Albeit with good intentions, many of us will have given the homeless a day’s food but we never go back and check on them again. We plant a tree and turn our back on it in the hope that rain will fall and nurture it. If you went out to do some good on Mandela Day, allow me ask you, have you gone back to the project you were helping to check how it is doing?
You can respond to your conscience, not me.
For 67 minutes on Mandela Day, the disregarded people on the streets got royal treatment. Many of the same people who had their blankets confiscated as the City of Cape Town fined homeless people living on the streets, were treated to a party on Mandela Day.
We are thespians.
The fines were meant to force them to adhere to the City’s by-laws. But I asked myself how were the homeless people going to pay the fines if I cannot even afford the cost of electricity.
Be that as it may, I feel Mandela Day is being used wrongly by wrong people too.
If people with money care so much about the homeless and other less fortunate people, why don’t they do something good on a daily basis? I have a number of suggestions as to how they can spend their money.
Why can’t they sponsor some sport clubs in poor areas or give out bursaries to children from poor backgrounds?
I know there are some good people who do that, but not as many as there are dishing out good deeds on July 18.
On Mandela Day we have stopped being creative. All we can come up with is giving soup to the men on the streets. We will provide blankets to them, irrespective of the rains or the fact that they have no shelter.
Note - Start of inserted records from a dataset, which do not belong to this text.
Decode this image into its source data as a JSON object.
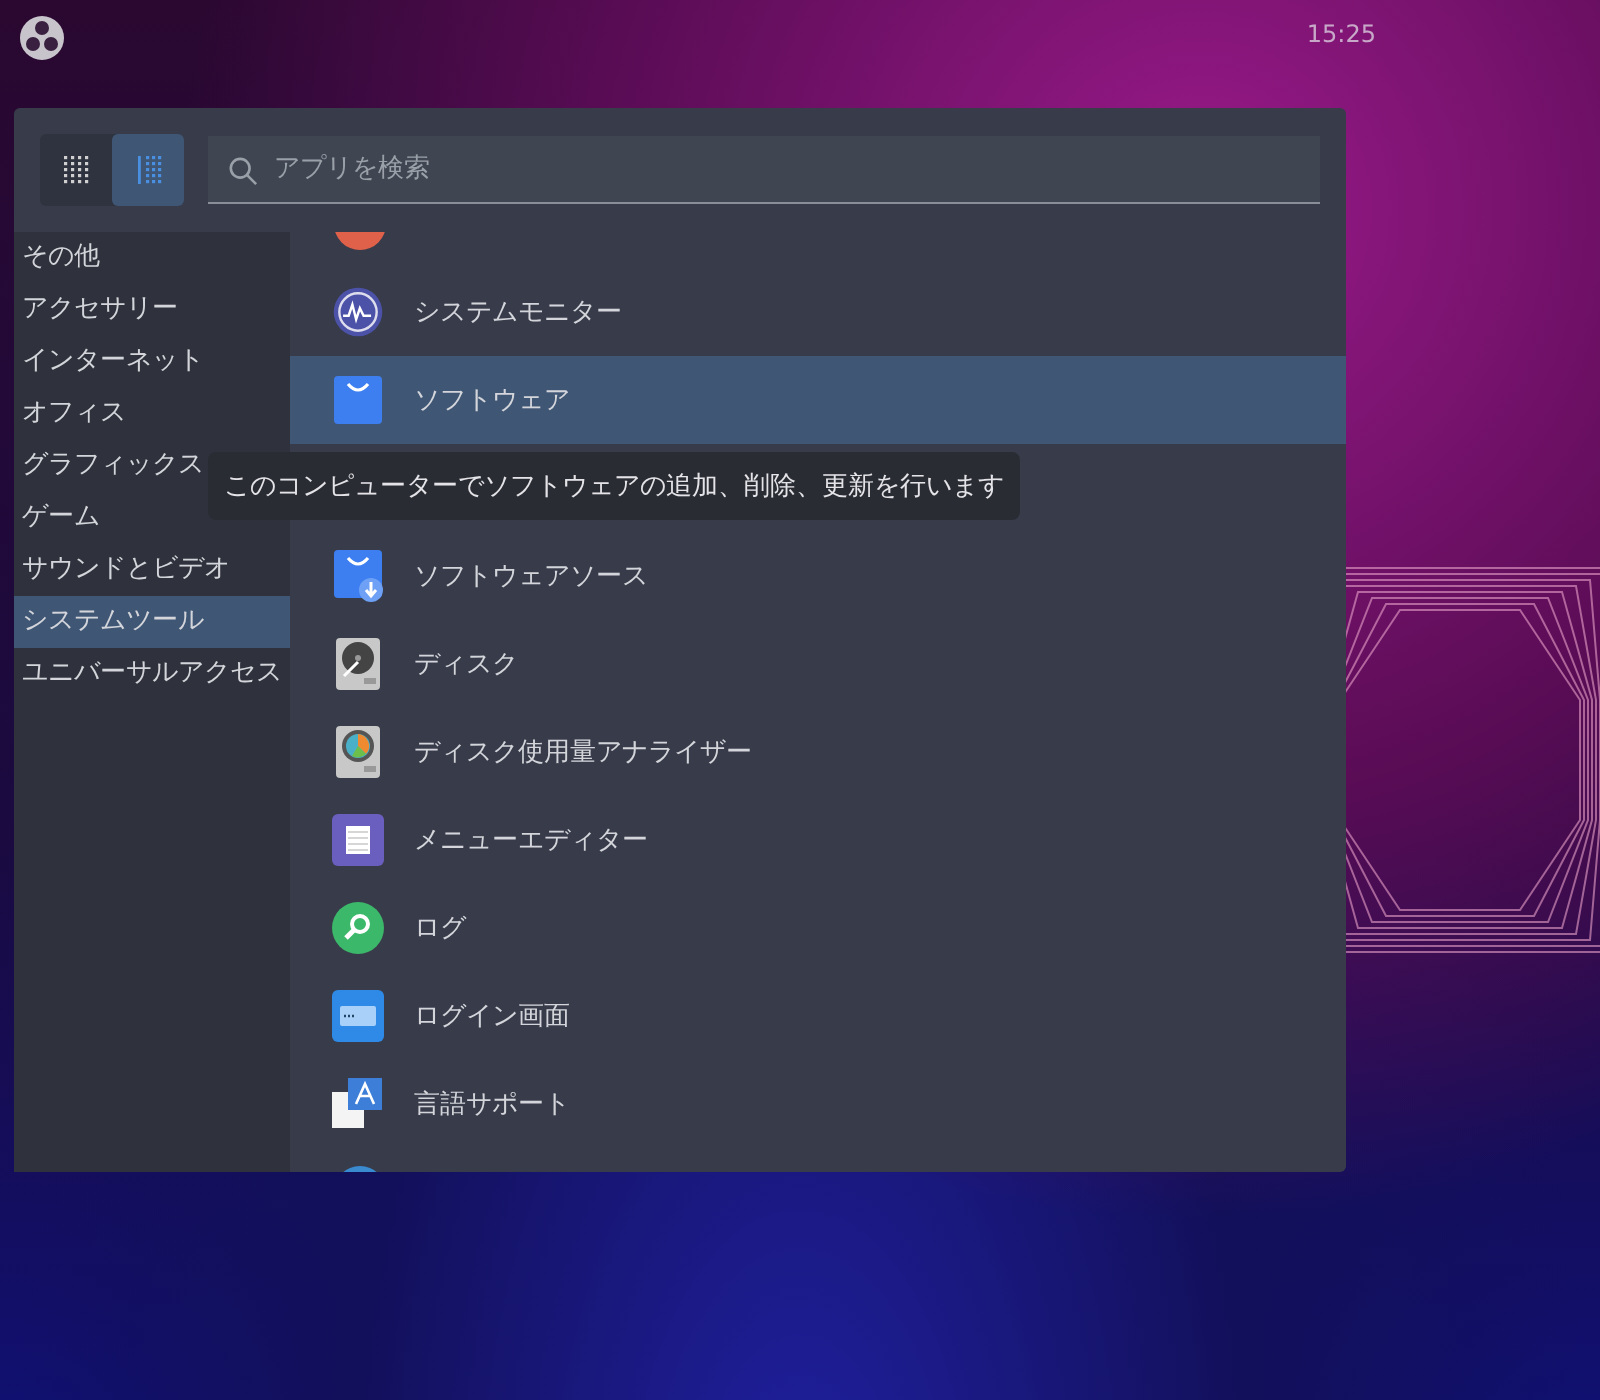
{
  "top_bar": {
    "clock": "15:25"
  },
  "menu": {
    "view_buttons": [
      {
        "kind": "grid",
        "selected": false
      },
      {
        "kind": "list",
        "selected": true
      }
    ],
    "search": {
      "placeholder": "アプリを検索"
    },
    "categories": [
      {
        "label": "その他",
        "selected": false
      },
      {
        "label": "アクセサリー",
        "selected": false
      },
      {
        "label": "インターネット",
        "selected": false
      },
      {
        "label": "オフィス",
        "selected": false
      },
      {
        "label": "グラフィックス",
        "selected": false
      },
      {
        "label": "ゲーム",
        "selected": false
      },
      {
        "label": "サウンドとビデオ",
        "selected": false
      },
      {
        "label": "システムツール",
        "selected": true
      },
      {
        "label": "ユニバーサルアクセス",
        "selected": false
      }
    ],
    "apps": [
      {
        "label": "システムモニター",
        "kind": "monitor",
        "selected": false
      },
      {
        "label": "ソフトウェア",
        "kind": "software",
        "selected": true
      },
      {
        "label": "ソフトウェアソース",
        "kind": "software-sources",
        "selected": false
      },
      {
        "label": "ディスク",
        "kind": "disk",
        "selected": false
      },
      {
        "label": "ディスク使用量アナライザー",
        "kind": "disk-usage",
        "selected": false
      },
      {
        "label": "メニューエディター",
        "kind": "menu-editor",
        "selected": false
      },
      {
        "label": "ログ",
        "kind": "logs",
        "selected": false
      },
      {
        "label": "ログイン画面",
        "kind": "login",
        "selected": false
      },
      {
        "label": "言語サポート",
        "kind": "language",
        "selected": false
      }
    ],
    "tooltip": "このコンピューターでソフトウェアの追加、削除、更新を行います"
  }
}
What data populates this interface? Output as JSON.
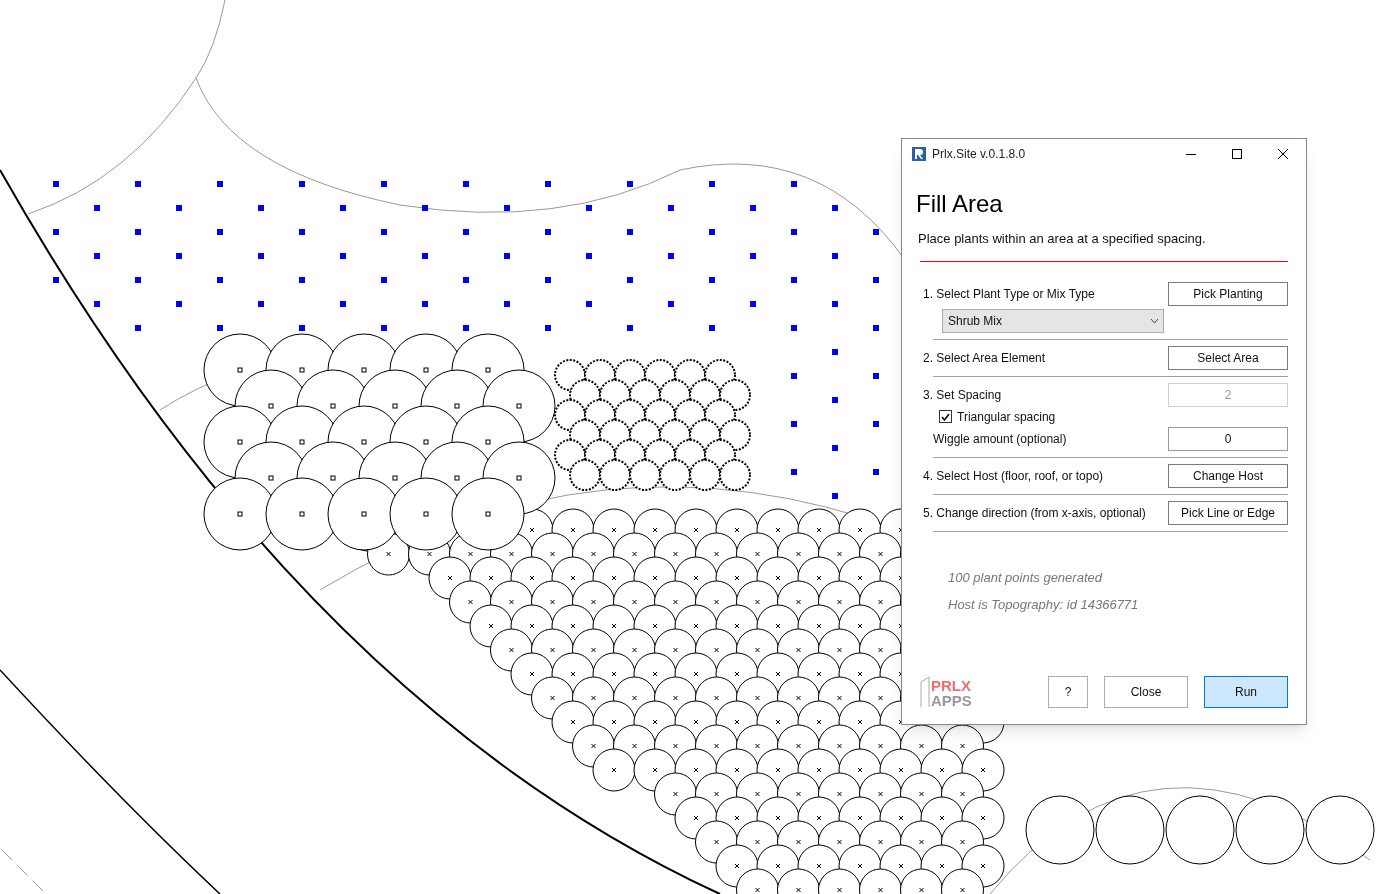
{
  "window": {
    "title": "Prlx.Site v.0.1.8.0"
  },
  "heading": "Fill Area",
  "description": "Place plants within an area at a specified spacing.",
  "steps": [
    {
      "label": "1. Select Plant Type or Mix Type",
      "button": "Pick Planting",
      "dropdown": {
        "value": "Shrub Mix"
      }
    },
    {
      "label": "2. Select Area Element",
      "button": "Select Area"
    },
    {
      "label": "3. Set Spacing",
      "field": {
        "value": "2",
        "disabled": true
      },
      "options": [
        {
          "kind": "checkbox",
          "label": "Triangular spacing",
          "checked": true
        },
        {
          "kind": "field",
          "label": "Wiggle amount (optional)",
          "value": "0",
          "disabled": false
        }
      ]
    },
    {
      "label": "4. Select Host (floor, roof, or topo)",
      "button": "Change Host"
    },
    {
      "label": "5. Change direction (from x-axis, optional)",
      "button": "Pick Line or Edge"
    }
  ],
  "status": [
    "100 plant points generated",
    "Host is Topography: id 14366771"
  ],
  "logo": {
    "line_1": "PRLX",
    "line_2": "APPS"
  },
  "buttons": [
    {
      "label": "?",
      "default": false
    },
    {
      "label": "Close",
      "default": false
    },
    {
      "label": "Run",
      "default": true
    }
  ]
}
It’s like the homeless have become a project for companies and government.
When politicians campaign, they never speak about them but when Mandela Day approaches, every government department wants to do something for them.
And then no one speaks about them beyond Mandela Day. Law enforcement will return to terrorising them because, they will tell you, “I am only doing my job”.I’m not saying we should not mark Mandela Day or that we should not help others. I am asking that we think of those less fortunate throughout the year and that we don’t abuse the name of Madiba.
I thank Mandela for his love for people. Aah! Dalibhunga. Long live the spirit of Rolihlahla Mandela long live.